[Exercise description] When you spot the word "smrti" in a line of the data below, copy that line.

========

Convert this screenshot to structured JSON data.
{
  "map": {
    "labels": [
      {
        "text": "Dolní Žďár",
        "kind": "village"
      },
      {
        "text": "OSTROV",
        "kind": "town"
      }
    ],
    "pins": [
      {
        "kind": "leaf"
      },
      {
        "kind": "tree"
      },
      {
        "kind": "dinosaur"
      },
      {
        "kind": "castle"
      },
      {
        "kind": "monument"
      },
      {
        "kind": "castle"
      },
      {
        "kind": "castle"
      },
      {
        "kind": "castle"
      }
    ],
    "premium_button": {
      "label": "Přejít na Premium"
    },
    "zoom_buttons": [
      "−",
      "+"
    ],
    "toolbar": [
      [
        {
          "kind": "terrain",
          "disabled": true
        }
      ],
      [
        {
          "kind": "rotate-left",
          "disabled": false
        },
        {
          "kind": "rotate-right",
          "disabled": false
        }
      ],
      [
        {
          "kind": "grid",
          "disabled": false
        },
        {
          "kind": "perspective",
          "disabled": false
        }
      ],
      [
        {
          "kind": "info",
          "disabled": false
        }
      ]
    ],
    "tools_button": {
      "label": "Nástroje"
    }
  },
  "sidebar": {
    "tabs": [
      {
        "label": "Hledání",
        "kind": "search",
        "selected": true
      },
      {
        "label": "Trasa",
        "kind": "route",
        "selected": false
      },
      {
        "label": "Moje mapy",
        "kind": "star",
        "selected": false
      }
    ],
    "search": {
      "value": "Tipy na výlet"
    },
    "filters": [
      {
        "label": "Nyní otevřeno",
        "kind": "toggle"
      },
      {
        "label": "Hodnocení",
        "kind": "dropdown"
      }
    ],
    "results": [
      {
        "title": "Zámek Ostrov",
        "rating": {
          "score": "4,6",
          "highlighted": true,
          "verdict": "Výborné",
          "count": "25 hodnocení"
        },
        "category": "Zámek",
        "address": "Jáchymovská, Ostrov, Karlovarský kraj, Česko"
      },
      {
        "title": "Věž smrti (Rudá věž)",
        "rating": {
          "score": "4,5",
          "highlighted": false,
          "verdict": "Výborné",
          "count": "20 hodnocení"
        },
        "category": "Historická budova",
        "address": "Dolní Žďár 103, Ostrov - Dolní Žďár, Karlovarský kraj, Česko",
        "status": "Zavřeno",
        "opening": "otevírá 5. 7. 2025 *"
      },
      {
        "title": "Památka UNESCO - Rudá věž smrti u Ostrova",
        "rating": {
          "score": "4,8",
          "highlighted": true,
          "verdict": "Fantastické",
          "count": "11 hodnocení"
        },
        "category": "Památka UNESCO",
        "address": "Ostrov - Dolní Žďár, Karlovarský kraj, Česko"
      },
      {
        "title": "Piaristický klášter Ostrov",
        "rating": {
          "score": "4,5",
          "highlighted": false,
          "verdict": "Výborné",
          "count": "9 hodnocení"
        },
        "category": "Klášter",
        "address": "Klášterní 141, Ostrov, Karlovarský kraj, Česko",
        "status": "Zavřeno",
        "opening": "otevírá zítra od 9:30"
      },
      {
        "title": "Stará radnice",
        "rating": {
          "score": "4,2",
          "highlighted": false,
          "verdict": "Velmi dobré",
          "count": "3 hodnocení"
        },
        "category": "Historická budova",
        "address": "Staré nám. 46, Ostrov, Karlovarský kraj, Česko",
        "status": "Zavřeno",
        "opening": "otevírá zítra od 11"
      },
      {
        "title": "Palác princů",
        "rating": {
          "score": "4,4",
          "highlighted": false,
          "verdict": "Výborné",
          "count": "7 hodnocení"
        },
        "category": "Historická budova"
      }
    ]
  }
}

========

[Answer below]
        "title": "Věž smrti (Rudá věž)",
        "title": "Památka UNESCO - Rudá věž smrti u Ostrova",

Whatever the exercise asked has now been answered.